Data for review ::
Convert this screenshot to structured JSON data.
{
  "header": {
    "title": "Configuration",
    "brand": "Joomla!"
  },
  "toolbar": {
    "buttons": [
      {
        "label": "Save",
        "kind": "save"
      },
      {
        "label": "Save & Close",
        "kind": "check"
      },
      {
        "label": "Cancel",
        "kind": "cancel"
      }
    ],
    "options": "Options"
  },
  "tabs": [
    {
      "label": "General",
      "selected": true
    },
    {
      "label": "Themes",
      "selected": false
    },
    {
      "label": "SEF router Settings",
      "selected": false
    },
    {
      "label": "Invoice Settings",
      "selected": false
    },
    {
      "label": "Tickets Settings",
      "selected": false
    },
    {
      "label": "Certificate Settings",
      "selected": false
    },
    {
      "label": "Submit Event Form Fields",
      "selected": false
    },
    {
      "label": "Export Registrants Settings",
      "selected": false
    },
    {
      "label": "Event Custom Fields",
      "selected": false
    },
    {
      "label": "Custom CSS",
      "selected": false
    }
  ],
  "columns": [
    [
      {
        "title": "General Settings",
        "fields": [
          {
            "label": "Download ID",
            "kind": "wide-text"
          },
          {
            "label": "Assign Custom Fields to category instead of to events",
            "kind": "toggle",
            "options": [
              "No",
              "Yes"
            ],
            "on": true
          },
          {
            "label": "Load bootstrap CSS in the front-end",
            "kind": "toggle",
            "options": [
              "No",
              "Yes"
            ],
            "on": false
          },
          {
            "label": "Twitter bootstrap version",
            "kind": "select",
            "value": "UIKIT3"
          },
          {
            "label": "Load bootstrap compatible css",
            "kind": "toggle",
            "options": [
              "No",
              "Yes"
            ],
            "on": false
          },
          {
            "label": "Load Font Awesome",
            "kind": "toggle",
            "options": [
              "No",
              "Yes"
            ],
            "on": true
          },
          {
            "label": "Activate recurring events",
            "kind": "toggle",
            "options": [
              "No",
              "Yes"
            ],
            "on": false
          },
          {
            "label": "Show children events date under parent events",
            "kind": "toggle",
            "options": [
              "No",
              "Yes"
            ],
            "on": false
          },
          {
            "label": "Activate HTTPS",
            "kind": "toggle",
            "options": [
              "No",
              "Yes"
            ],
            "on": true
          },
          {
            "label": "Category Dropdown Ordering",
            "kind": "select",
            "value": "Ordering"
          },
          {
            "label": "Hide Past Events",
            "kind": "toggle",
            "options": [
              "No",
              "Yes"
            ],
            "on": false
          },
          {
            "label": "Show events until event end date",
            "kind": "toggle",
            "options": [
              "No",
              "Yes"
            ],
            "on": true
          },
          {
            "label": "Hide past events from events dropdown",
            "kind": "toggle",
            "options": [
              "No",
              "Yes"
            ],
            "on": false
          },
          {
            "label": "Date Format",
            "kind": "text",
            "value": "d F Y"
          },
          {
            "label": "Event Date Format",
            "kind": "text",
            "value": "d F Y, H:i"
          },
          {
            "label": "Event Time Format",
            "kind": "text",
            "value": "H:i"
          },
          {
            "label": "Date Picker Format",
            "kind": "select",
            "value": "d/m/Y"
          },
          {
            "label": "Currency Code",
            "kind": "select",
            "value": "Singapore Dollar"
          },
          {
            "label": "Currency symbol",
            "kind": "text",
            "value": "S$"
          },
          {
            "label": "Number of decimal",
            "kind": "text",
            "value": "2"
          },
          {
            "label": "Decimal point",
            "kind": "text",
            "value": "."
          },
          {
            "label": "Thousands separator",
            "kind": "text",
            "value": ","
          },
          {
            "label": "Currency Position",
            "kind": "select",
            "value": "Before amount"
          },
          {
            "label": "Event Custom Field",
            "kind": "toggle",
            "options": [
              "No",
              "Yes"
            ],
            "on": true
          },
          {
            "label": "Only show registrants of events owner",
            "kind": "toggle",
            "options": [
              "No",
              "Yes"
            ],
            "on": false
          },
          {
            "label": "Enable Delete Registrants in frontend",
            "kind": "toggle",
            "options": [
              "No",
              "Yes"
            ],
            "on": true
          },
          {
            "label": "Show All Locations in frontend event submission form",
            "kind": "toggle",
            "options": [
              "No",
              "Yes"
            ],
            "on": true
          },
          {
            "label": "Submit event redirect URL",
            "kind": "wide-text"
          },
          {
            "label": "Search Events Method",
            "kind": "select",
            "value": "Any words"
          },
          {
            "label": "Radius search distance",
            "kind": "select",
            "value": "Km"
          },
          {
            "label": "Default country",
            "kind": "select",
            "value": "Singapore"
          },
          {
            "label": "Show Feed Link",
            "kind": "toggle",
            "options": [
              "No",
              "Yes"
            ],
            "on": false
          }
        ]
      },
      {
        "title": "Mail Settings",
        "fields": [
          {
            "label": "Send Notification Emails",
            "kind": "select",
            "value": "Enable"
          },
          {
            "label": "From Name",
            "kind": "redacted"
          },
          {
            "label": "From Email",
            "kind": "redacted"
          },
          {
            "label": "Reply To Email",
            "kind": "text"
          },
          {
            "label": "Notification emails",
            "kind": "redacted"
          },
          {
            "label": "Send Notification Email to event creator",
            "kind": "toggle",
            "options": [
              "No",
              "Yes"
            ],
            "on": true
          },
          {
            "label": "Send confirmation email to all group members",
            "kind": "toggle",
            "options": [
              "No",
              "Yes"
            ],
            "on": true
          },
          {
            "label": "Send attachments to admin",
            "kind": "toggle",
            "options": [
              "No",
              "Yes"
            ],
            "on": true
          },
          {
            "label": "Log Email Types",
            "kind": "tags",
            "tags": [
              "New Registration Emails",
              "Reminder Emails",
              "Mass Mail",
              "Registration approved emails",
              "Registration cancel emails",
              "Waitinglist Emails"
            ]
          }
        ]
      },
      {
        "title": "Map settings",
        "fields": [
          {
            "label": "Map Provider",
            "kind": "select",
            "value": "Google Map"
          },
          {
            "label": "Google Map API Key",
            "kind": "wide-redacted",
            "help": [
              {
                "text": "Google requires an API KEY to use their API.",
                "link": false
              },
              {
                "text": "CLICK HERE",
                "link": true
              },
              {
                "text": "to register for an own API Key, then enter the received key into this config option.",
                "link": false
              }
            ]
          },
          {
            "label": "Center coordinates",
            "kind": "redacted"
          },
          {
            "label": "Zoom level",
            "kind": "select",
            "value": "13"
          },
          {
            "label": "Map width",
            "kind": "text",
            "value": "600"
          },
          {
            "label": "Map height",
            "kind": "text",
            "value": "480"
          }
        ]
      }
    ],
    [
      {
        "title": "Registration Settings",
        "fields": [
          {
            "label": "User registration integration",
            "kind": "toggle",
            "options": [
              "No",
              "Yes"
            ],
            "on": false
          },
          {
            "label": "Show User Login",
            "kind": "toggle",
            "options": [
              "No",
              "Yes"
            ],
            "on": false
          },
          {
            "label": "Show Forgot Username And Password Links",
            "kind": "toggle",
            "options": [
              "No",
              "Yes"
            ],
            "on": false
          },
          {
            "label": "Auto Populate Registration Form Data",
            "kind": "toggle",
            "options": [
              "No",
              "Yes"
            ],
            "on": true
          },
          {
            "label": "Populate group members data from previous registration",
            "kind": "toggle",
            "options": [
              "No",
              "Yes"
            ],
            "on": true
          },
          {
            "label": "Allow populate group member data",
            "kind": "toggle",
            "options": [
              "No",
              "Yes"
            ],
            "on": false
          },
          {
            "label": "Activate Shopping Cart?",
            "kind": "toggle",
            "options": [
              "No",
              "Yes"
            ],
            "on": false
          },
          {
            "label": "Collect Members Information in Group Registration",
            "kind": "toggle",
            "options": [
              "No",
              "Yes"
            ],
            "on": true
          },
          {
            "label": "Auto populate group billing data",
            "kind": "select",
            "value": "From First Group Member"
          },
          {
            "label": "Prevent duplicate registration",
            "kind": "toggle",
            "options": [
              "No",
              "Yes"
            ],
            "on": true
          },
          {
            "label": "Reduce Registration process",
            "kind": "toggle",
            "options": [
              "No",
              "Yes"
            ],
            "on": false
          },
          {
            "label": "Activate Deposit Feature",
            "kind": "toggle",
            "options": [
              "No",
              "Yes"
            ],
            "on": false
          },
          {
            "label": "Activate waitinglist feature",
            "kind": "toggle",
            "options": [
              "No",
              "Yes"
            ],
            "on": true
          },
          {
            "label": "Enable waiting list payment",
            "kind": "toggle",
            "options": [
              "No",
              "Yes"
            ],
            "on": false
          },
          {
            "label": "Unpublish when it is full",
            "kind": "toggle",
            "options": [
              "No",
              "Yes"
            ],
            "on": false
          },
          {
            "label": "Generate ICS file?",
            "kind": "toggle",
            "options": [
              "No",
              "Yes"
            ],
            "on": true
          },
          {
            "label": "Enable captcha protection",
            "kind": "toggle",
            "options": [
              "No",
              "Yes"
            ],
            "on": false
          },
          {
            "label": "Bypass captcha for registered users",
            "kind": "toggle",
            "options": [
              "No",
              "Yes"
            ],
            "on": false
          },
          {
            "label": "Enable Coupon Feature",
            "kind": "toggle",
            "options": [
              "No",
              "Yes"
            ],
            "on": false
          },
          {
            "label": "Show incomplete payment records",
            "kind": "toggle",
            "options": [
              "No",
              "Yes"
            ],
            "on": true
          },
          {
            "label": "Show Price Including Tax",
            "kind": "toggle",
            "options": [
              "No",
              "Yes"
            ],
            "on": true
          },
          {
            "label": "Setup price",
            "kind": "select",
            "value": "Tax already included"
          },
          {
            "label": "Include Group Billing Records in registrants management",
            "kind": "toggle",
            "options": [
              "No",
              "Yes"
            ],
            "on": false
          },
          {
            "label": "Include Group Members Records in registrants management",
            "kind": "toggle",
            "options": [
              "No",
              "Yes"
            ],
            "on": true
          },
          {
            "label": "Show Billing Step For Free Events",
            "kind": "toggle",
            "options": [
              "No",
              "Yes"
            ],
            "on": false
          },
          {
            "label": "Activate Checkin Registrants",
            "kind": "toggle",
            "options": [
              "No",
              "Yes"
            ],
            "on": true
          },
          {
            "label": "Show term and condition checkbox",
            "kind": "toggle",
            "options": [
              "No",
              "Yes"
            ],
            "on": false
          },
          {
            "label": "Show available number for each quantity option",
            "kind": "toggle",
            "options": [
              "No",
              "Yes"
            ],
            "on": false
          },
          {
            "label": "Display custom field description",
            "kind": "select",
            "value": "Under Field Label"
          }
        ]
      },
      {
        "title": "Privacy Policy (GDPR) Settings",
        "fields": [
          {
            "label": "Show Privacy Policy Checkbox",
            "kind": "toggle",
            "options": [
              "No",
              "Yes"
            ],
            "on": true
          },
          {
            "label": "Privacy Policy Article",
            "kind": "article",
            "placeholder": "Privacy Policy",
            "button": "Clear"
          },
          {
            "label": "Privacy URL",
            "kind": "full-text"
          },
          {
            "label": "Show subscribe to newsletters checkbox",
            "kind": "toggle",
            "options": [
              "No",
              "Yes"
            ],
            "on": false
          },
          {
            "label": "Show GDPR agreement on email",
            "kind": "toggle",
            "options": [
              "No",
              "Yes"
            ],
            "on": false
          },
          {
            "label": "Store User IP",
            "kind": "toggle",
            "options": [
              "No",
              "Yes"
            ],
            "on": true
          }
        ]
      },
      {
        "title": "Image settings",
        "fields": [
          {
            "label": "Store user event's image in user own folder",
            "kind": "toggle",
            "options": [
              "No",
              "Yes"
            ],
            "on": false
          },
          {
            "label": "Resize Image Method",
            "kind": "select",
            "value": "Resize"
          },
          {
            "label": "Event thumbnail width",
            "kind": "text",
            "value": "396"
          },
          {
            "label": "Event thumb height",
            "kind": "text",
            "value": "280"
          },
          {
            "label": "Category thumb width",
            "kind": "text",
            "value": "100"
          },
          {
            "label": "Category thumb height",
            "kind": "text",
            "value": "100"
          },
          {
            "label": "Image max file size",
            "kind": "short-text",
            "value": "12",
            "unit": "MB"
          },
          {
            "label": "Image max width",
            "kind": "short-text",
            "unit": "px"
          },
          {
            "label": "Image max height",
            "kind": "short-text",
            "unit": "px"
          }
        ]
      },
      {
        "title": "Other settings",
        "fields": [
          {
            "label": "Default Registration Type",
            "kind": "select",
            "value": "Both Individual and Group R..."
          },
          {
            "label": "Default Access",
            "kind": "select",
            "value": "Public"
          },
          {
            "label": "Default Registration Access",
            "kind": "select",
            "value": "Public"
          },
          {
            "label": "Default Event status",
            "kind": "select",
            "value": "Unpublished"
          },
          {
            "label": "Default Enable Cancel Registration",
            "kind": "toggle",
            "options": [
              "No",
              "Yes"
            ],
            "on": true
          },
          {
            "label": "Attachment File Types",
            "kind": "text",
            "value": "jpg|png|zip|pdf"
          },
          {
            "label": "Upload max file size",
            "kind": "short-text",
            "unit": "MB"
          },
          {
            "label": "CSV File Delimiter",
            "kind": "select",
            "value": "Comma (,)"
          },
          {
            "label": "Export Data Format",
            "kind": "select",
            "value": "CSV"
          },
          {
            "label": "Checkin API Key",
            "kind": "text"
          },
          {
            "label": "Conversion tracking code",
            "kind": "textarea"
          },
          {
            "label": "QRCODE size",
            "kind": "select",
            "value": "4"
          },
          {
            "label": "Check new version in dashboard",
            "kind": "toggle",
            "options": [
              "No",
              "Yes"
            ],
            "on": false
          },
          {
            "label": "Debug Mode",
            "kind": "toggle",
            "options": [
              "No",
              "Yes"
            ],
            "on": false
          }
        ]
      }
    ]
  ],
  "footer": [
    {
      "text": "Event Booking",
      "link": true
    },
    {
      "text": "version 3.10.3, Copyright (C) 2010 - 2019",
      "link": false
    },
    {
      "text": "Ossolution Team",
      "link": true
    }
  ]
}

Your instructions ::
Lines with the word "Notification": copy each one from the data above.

Answer space ::
            "label": "Send Notification Emails",
            "label": "Notification emails",
            "label": "Send Notification Email to event creator",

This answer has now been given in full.